(Required work): Go to the line containing "What data populates" in the listing below and retype it and every later line exactly, down to the last.

*** Task material Section Begins ***

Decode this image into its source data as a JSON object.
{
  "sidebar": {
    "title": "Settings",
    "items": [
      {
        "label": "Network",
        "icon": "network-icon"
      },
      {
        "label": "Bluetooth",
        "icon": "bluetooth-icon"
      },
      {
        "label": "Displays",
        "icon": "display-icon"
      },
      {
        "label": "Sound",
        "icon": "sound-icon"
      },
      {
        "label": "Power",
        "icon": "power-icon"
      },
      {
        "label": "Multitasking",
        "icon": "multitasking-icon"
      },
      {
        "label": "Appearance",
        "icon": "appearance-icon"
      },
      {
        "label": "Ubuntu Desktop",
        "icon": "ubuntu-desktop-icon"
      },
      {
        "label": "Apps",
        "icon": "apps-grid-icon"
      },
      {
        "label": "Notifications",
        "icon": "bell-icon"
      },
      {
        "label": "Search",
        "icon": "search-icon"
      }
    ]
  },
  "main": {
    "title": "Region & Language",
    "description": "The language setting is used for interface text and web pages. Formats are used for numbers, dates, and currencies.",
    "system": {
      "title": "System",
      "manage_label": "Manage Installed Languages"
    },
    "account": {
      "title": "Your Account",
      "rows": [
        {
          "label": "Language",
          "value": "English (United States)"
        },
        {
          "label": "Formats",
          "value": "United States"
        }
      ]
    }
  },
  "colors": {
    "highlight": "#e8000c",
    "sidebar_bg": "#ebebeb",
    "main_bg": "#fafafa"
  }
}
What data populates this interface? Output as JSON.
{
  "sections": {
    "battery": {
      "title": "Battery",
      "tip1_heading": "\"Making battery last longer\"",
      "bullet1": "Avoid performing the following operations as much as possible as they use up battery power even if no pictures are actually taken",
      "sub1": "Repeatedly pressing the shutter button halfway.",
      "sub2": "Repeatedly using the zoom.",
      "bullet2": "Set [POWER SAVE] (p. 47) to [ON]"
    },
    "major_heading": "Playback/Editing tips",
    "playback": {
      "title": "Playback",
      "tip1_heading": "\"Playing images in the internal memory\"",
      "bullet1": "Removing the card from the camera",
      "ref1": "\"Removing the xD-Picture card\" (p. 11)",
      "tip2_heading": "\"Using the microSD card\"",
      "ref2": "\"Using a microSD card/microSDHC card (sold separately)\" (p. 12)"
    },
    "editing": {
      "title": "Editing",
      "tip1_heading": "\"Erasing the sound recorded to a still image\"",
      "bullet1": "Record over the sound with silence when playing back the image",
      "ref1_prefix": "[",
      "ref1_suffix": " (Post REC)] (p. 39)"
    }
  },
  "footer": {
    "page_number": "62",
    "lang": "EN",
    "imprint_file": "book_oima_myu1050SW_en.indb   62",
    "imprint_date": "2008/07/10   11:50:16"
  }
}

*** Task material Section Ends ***

(Task solution):
What data populates this interface? Output as JSON.
{
  "sections": {
    "battery": {
      "title": "Battery",
      "tip1_heading": "\"Making battery last longer\"",
      "bullet1": "Avoid performing the following operations as much as possible as they use up battery power even if no pictures are actually taken",
      "sub1": "Repeatedly pressing the shutter button halfway.",
      "sub2": "Repeatedly using the zoom.",
      "bullet2": "Set [POWER SAVE] (p. 47) to [ON]"
    },
    "major_heading": "Playback/Editing tips",
    "playback": {
      "title": "Playback",
      "tip1_heading": "\"Playing images in the internal memory\"",
      "bullet1": "Removing the card from the camera",
      "ref1": "\"Removing the xD-Picture card\" (p. 11)",
      "tip2_heading": "\"Using the microSD card\"",
      "ref2": "\"Using a microSD card/microSDHC card (sold separately)\" (p. 12)"
    },
    "editing": {
      "title": "Editing",
      "tip1_heading": "\"Erasing the sound recorded to a still image\"",
      "bullet1": "Record over the sound with silence when playing back the image",
      "ref1_prefix": "[",
      "ref1_suffix": " (Post REC)] (p. 39)"
    }
  },
  "footer": {
    "page_number": "62",
    "lang": "EN",
    "imprint_file": "book_oima_myu1050SW_en.indb   62",
    "imprint_date": "2008/07/10   11:50:16"
  }
}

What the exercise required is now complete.